You missed when time and life shook hands and said goodbye
For the last ten or so years, my family (my kids, my wife, my mom, my dad, my sister and aunts, uncles and cousins) have been going to this little island on the border of North Carolina and South Carolina; Sunset Beach. A few years ago there was a rip within the family. It was no small rip, but it could have been mended. Instead it grew, till the fabric was severed.
We continued to go, but the distance grew. First my dad stopped coming. Then my sister. The rip was palpable; it became a weight. Now there is an inevitable sunset on the blurring horizon. The tradition will be coming to an end.

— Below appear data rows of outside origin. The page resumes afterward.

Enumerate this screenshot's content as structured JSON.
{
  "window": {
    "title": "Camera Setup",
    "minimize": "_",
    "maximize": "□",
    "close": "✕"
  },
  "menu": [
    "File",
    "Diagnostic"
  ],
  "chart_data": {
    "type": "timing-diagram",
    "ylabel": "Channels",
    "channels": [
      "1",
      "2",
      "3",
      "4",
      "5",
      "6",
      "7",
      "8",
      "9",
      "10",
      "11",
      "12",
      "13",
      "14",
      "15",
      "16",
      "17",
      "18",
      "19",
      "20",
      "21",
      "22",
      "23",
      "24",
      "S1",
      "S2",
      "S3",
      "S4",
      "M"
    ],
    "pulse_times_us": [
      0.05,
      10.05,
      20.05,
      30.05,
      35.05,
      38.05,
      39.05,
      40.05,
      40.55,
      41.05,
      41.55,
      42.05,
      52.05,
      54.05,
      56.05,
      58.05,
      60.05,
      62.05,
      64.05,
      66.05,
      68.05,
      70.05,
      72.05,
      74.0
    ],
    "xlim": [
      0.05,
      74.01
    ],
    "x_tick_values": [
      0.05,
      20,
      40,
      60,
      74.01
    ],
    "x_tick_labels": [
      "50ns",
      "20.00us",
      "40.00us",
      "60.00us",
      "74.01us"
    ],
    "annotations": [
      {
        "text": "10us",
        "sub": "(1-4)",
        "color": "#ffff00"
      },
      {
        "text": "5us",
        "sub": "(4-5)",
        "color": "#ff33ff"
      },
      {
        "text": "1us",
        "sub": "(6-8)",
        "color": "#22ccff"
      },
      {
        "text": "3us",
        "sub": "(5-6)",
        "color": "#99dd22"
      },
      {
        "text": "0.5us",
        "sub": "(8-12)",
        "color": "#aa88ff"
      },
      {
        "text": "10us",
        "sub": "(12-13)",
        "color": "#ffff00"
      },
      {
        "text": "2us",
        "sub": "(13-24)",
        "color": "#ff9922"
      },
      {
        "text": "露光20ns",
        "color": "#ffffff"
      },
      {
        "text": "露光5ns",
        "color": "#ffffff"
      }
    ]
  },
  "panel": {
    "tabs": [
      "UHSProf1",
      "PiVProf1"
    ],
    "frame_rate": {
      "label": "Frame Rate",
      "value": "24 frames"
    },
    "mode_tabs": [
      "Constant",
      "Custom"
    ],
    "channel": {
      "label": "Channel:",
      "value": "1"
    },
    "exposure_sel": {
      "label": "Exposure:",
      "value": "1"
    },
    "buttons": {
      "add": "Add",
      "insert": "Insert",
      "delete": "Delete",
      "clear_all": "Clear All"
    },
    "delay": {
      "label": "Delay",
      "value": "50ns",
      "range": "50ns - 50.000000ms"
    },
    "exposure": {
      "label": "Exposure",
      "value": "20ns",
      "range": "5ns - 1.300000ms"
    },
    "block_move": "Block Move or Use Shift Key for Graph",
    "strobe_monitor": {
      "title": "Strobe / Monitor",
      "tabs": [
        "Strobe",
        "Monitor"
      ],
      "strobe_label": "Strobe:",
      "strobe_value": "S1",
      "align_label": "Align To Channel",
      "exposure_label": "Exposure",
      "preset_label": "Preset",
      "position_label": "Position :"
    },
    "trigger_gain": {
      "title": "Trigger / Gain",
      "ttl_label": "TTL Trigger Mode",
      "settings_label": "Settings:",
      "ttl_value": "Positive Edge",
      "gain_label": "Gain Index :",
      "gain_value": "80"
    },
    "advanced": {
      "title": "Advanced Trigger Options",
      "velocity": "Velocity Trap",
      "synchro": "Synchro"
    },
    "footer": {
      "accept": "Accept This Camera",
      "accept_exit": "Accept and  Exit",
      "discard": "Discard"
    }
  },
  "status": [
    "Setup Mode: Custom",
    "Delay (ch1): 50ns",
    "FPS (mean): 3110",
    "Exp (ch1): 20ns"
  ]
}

Last visit, mom could do nothing but make lists and forget the lists and ask the same question over and over again. We had to babysit her constantly (to eat her food, to take her medicines). When she did go down to the beach, she stayed an hour or two at the most, and then went back to the house to repeat her pattern. She never interacted with the kids. Never talked to them. Though she said she enjoyed herself, I fail to see how. It was a job for us, not a vacation. This year my mom will (most likely) not be able to come, as her health and mind and who she was or is continues to deteriorate rapidly (as is evidence by her being moved to assisted living in her retirement community she recently, willingly moved to). Now, like avoiding the inevitable news you'll get from the doctor after years of avoidance, I shirk from the choice I face. The many choices I face. The many consequences it will bring.
I can curse the rip. The fact that no one tried to mend it. Each pulling and ripping it larger. But alas, this is life. Full or rips and tears, worn through to threaded shards. This is what we often do to one another. It's hard not to feel defeated. Depressed. Angry. Frustrated. I want to blame everyone. Someone. Something. God. Life. Myself. But it is done. From one fabric now many. It's time to sew ourselves into a new quilt of tradition.